We suggest that a subject with these aims and content is both possible and worthwhile. It means a markedly different orientation from moststatistical education, however, and requires innovative resources and educational perspectives.
28th October 2008 – Belz Lecture
Professor William Dunsmuir
Time Series That Count!
In recent years there has been rapid development of applications, models and methods for modelling of discrete valued time series. Importatant areas of application will be illustrated using examples from public health, traffic safety, hospital management, panel survey data, high-frequency financial data modelling and forecasting inventory. These applications require consideration of binary counts, binomial counts, Poisson counts and negative binomial counts.

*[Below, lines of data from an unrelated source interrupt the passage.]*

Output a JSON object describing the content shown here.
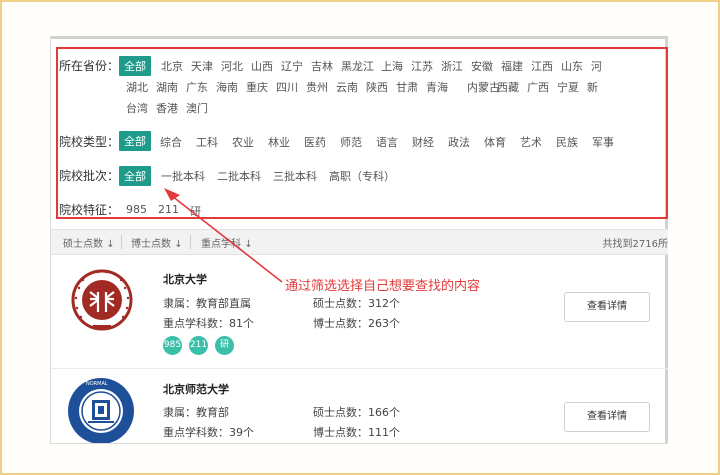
{
  "filters": {
    "province": {
      "label": "所在省份：",
      "selected": "全部",
      "row1": [
        "北京",
        "天津",
        "河北",
        "山西",
        "辽宁",
        "吉林",
        "黑龙江",
        "上海",
        "江苏",
        "浙江",
        "安徽",
        "福建",
        "江西",
        "山东",
        "河"
      ],
      "row2": [
        "湖北",
        "湖南",
        "广东",
        "海南",
        "重庆",
        "四川",
        "贵州",
        "云南",
        "陕西",
        "甘肃",
        "青海",
        "内蒙古",
        "西藏",
        "广西",
        "宁夏",
        "新"
      ],
      "row3": [
        "台湾",
        "香港",
        "澳门"
      ]
    },
    "type": {
      "label": "院校类型：",
      "selected": "全部",
      "options": [
        "综合",
        "工科",
        "农业",
        "林业",
        "医药",
        "师范",
        "语言",
        "财经",
        "政法",
        "体育",
        "艺术",
        "民族",
        "军事"
      ]
    },
    "batch": {
      "label": "院校批次：",
      "selected": "全部",
      "options": [
        "一批本科",
        "二批本科",
        "三批本科",
        "高职（专科）"
      ]
    },
    "feature": {
      "label": "院校特征：",
      "options": [
        "985",
        "211",
        "研"
      ]
    }
  },
  "sortbar": {
    "items": [
      "硕士点数",
      "博士点数",
      "重点学科"
    ],
    "sort_icon": "arrow-down-icon",
    "found_text": "共找到2716所"
  },
  "universities": [
    {
      "name": "北京大学",
      "affiliation": "隶属：教育部直属",
      "key_disciplines": "重点学科数：81个",
      "masters": "硕士点数：312个",
      "doctors": "博士点数：263个",
      "badges": [
        "985",
        "211",
        "研"
      ],
      "button": "查看详情"
    },
    {
      "name": "北京师范大学",
      "affiliation": "隶属：教育部",
      "key_disciplines": "重点学科数：39个",
      "masters": "硕士点数：166个",
      "doctors": "博士点数：111个",
      "button": "查看详情"
    }
  ],
  "annotation": {
    "text": "通过筛选选择自己想要查找的内容",
    "color": "#e23a3a"
  },
  "colors": {
    "accent": "#1e9b8a",
    "badge": "#3bbfa8",
    "highlight": "#e23a3a",
    "frame": "#f0cf86"
  }
}
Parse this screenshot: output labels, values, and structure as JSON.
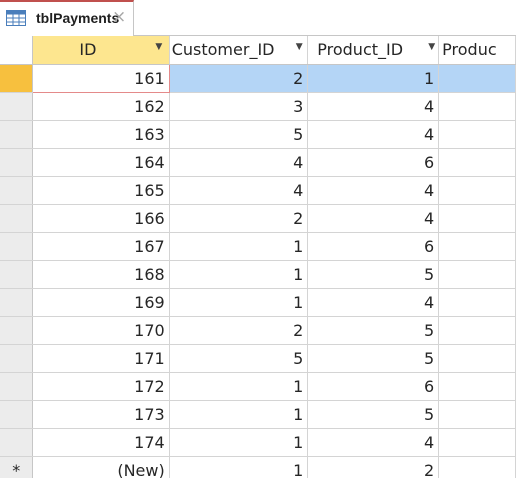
{
  "tab": {
    "label": "tblPayments",
    "close_symbol": "×",
    "icon": "table-icon"
  },
  "columns": [
    {
      "label": "ID"
    },
    {
      "label": "Customer_ID"
    },
    {
      "label": "Product_ID"
    },
    {
      "label": "Produc"
    }
  ],
  "rows": [
    {
      "id": "161",
      "customer_id": "2",
      "product_id": "1"
    },
    {
      "id": "162",
      "customer_id": "3",
      "product_id": "4"
    },
    {
      "id": "163",
      "customer_id": "5",
      "product_id": "4"
    },
    {
      "id": "164",
      "customer_id": "4",
      "product_id": "6"
    },
    {
      "id": "165",
      "customer_id": "4",
      "product_id": "4"
    },
    {
      "id": "166",
      "customer_id": "2",
      "product_id": "4"
    },
    {
      "id": "167",
      "customer_id": "1",
      "product_id": "6"
    },
    {
      "id": "168",
      "customer_id": "1",
      "product_id": "5"
    },
    {
      "id": "169",
      "customer_id": "1",
      "product_id": "4"
    },
    {
      "id": "170",
      "customer_id": "2",
      "product_id": "5"
    },
    {
      "id": "171",
      "customer_id": "5",
      "product_id": "5"
    },
    {
      "id": "172",
      "customer_id": "1",
      "product_id": "6"
    },
    {
      "id": "173",
      "customer_id": "1",
      "product_id": "5"
    },
    {
      "id": "174",
      "customer_id": "1",
      "product_id": "4"
    }
  ],
  "new_row": {
    "marker": "*",
    "id": "(New)",
    "customer_id": "1",
    "product_id": "2"
  },
  "colors": {
    "tab_accent": "#c0504d",
    "header_active": "#fde68f",
    "current_row_highlight": "#b4d5f6",
    "record_selector_current": "#f7c03e"
  }
}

The lecture will focus on regression modelling of time series of counts in which the impact of covariates is assessed. Like all regression modelling in time series the possibility of serial dependence has to be considered since if it is ignored inferences about covariates can be incorrect. Unlike continuous valued time series, detection of serial dependence in count time series is difficult and at this stage underdeveloped. In view of this I will advocate a model based approach. Two broad classes of models, applicable to all types of count distribution mentioned above, will be reviewed and strengths and weaknesses (including computational) of the two will be compared. Illustration of the ideas will be made using examples from experience with the above areas of application. I will also show how the modelling ideas can be used to help in determining the properties of the missingness process in incompletely observed time series – this latter application will be discussed in the context of a pollution level time series that initiated some much earlier research in missing data methods for time series. The talk will be largely non-technical with the aim of exposing people, who are not experts in time series, to recent developments in this area. Some connections and differences with modelling longitudinal data will emerge in the talk.